I understand you’re not Dan’s supervisor or mentor, and you have no influence over his performance. But even as his friend, you’re doing him no favors by letting him coast on his mediocrity, oblivious to the resentment he’s causing.

Professional responsibility has a role here, too. If not for your friendship, would you want to work with him again? If not, why would you allow someone else to fall into the same trap?

Dan sounds like the kind of guy who has skated through life letting classmates carry his weight on group projects and schmoozing higher grades out of instructors. If that’s so, he’s due for a reckoning before he torpedoes someone else’s project or coasts into a career-ending fiasco that he can’t charm his way out of. That reckoning is more likely to stick if it’s brought to him by a friend.

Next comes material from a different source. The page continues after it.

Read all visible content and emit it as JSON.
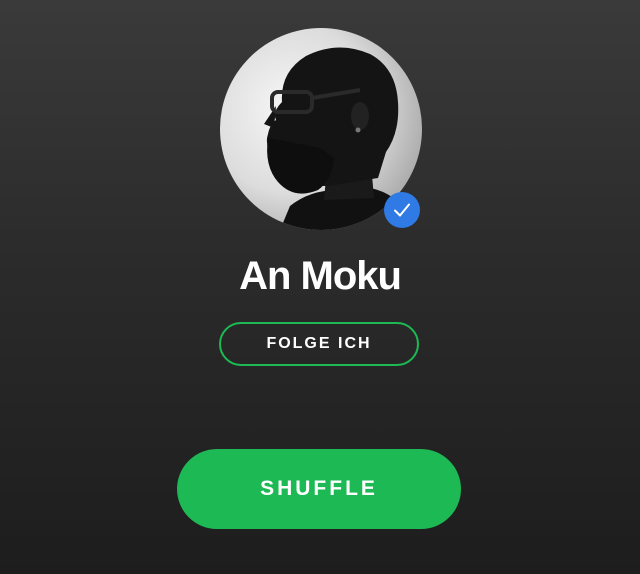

There’s no way to “soften” the objective truth that, despite his allegedly best efforts, his work failed to meet quality standards and required significant time and effort to correct. Nobody enjoys hearing that. You can make clear that the criticism is not personal, and emphasize how difficult it is for you to critique a friend’s work — but you must also make clear that you agree with Alice on the poor quality of his contribution, so he can’t dismiss it as just a personal vendetta. And, worst case, if he’s malignant and tries to retaliate by complaining to his pals in the administration, it’s all the more important for you and Alice to present a united front.

No, Dan might not thank you for your honesty. If his friendship with you depends on your unalloyed praise and admiration, it might not survive the conversation. But a friendship like that definitely isn’t worth the cost of your personal and professional integrity.